* What is being asked: Each record is to be copied exactly, with its pictures left behind.

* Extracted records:
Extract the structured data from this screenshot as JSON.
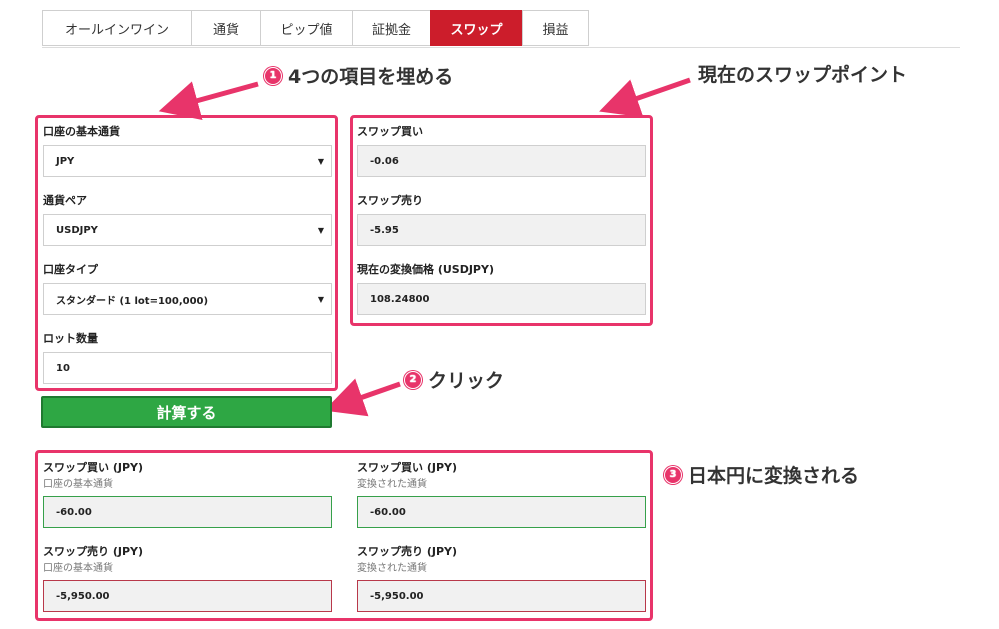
{
  "tabs": [
    "オールインワイン",
    "通貨",
    "ピップ値",
    "証拠金",
    "スワップ",
    "損益"
  ],
  "active_tab": "スワップ",
  "annotations": {
    "step1": "4つの項目を埋める",
    "step1_num": "1",
    "current_swap": "現在のスワップポイント",
    "step2": "クリック",
    "step2_num": "2",
    "step3": "日本円に変換される",
    "step3_num": "3"
  },
  "inputs": {
    "base_currency_label": "口座の基本通貨",
    "base_currency_value": "JPY",
    "pair_label": "通貨ペア",
    "pair_value": "USDJPY",
    "account_type_label": "口座タイプ",
    "account_type_value": "スタンダード (1 lot=100,000)",
    "lot_label": "ロット数量",
    "lot_value": "10"
  },
  "current": {
    "swap_buy_label": "スワップ買い",
    "swap_buy_value": "-0.06",
    "swap_sell_label": "スワップ売り",
    "swap_sell_value": "-5.95",
    "rate_label": "現在の変換価格 (USDJPY)",
    "rate_value": "108.24800"
  },
  "calc_button": "計算する",
  "results": {
    "buy_base_label": "スワップ買い (JPY)",
    "buy_base_sub": "口座の基本通貨",
    "buy_base_value": "-60.00",
    "buy_conv_label": "スワップ買い (JPY)",
    "buy_conv_sub": "変換された通貨",
    "buy_conv_value": "-60.00",
    "sell_base_label": "スワップ売り (JPY)",
    "sell_base_sub": "口座の基本通貨",
    "sell_base_value": "-5,950.00",
    "sell_conv_label": "スワップ売り (JPY)",
    "sell_conv_sub": "変換された通貨",
    "sell_conv_value": "-5,950.00"
  },
  "colors": {
    "active_tab": "#cc1d2b",
    "annotation_pink": "#e8346a",
    "button_green": "#2ea744"
  }
}
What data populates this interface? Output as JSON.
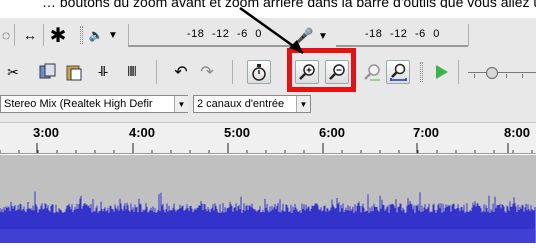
{
  "caption": {
    "text": "… boutons du zoom avant et zoom arrière dans la barre d'outils que vous allez utiliser ici pour afficher …"
  },
  "annotation": {
    "highlight_color": "#e81010",
    "highlight_target": "zoom-buttons"
  },
  "toolbar_row1": {
    "tools": [
      "selection-tool-icon",
      "time-shift-tool-icon",
      "multi-tool-icon"
    ],
    "playback_meter_icon": "speaker-icon",
    "playback_meter_scale": [
      "-18",
      "-12",
      "-6",
      "0"
    ],
    "recording_meter_icon": "microphone-icon",
    "recording_meter_scale": [
      "-18",
      "-12",
      "-6",
      "0"
    ]
  },
  "toolbar_row2": {
    "edit_tools": [
      "cut-icon",
      "copy-icon",
      "paste-icon",
      "trim-icon",
      "silence-icon"
    ],
    "undo_icon": "undo-icon",
    "redo_icon": "redo-icon",
    "sync_lock_icon": "sync-lock-icon",
    "zoom_in_icon": "zoom-in-icon",
    "zoom_out_icon": "zoom-out-icon",
    "fit_selection_icon": "fit-selection-icon",
    "fit_project_icon": "fit-project-icon",
    "play_at_speed_icon": "play-at-speed-icon",
    "speed_slider_icon": "speed-slider"
  },
  "devices": {
    "recording_device": "Stereo Mix (Realtek High Defir",
    "recording_channels": "2 canaux d'entrée"
  },
  "timeline": {
    "labels": [
      "3:00",
      "4:00",
      "5:00",
      "6:00",
      "7:00",
      "8:00"
    ]
  },
  "track": {
    "waveform_color": "#3333cc",
    "background_color": "#c0c0c0"
  }
}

* Exercise solution:
Extract the structured data from this screenshot as JSON.
{
  "tabs": [
    "オールインワイン",
    "通貨",
    "ピップ値",
    "証拠金",
    "スワップ",
    "損益"
  ],
  "active_tab": "スワップ",
  "annotations": {
    "step1": "4つの項目を埋める",
    "step1_num": "1",
    "current_swap": "現在のスワップポイント",
    "step2": "クリック",
    "step2_num": "2",
    "step3": "日本円に変換される",
    "step3_num": "3"
  },
  "inputs": {
    "base_currency_label": "口座の基本通貨",
    "base_currency_value": "JPY",
    "pair_label": "通貨ペア",
    "pair_value": "USDJPY",
    "account_type_label": "口座タイプ",
    "account_type_value": "スタンダード (1 lot=100,000)",
    "lot_label": "ロット数量",
    "lot_value": "10"
  },
  "current": {
    "swap_buy_label": "スワップ買い",
    "swap_buy_value": "-0.06",
    "swap_sell_label": "スワップ売り",
    "swap_sell_value": "-5.95",
    "rate_label": "現在の変換価格 (USDJPY)",
    "rate_value": "108.24800"
  },
  "calc_button": "計算する",
  "results": {
    "buy_base_label": "スワップ買い (JPY)",
    "buy_base_sub": "口座の基本通貨",
    "buy_base_value": "-60.00",
    "buy_conv_label": "スワップ買い (JPY)",
    "buy_conv_sub": "変換された通貨",
    "buy_conv_value": "-60.00",
    "sell_base_label": "スワップ売り (JPY)",
    "sell_base_sub": "口座の基本通貨",
    "sell_base_value": "-5,950.00",
    "sell_conv_label": "スワップ売り (JPY)",
    "sell_conv_sub": "変換された通貨",
    "sell_conv_value": "-5,950.00"
  },
  "colors": {
    "active_tab": "#cc1d2b",
    "annotation_pink": "#e8346a",
    "button_green": "#2ea744"
  }
}
What data populates this interface? Output as JSON.
{
  "caption": {
    "text": "… boutons du zoom avant et zoom arrière dans la barre d'outils que vous allez utiliser ici pour afficher …"
  },
  "annotation": {
    "highlight_color": "#e81010",
    "highlight_target": "zoom-buttons"
  },
  "toolbar_row1": {
    "tools": [
      "selection-tool-icon",
      "time-shift-tool-icon",
      "multi-tool-icon"
    ],
    "playback_meter_icon": "speaker-icon",
    "playback_meter_scale": [
      "-18",
      "-12",
      "-6",
      "0"
    ],
    "recording_meter_icon": "microphone-icon",
    "recording_meter_scale": [
      "-18",
      "-12",
      "-6",
      "0"
    ]
  },
  "toolbar_row2": {
    "edit_tools": [
      "cut-icon",
      "copy-icon",
      "paste-icon",
      "trim-icon",
      "silence-icon"
    ],
    "undo_icon": "undo-icon",
    "redo_icon": "redo-icon",
    "sync_lock_icon": "sync-lock-icon",
    "zoom_in_icon": "zoom-in-icon",
    "zoom_out_icon": "zoom-out-icon",
    "fit_selection_icon": "fit-selection-icon",
    "fit_project_icon": "fit-project-icon",
    "play_at_speed_icon": "play-at-speed-icon",
    "speed_slider_icon": "speed-slider"
  },
  "devices": {
    "recording_device": "Stereo Mix (Realtek High Defir",
    "recording_channels": "2 canaux d'entrée"
  },
  "timeline": {
    "labels": [
      "3:00",
      "4:00",
      "5:00",
      "6:00",
      "7:00",
      "8:00"
    ]
  },
  "track": {
    "waveform_color": "#3333cc",
    "background_color": "#c0c0c0"
  }
}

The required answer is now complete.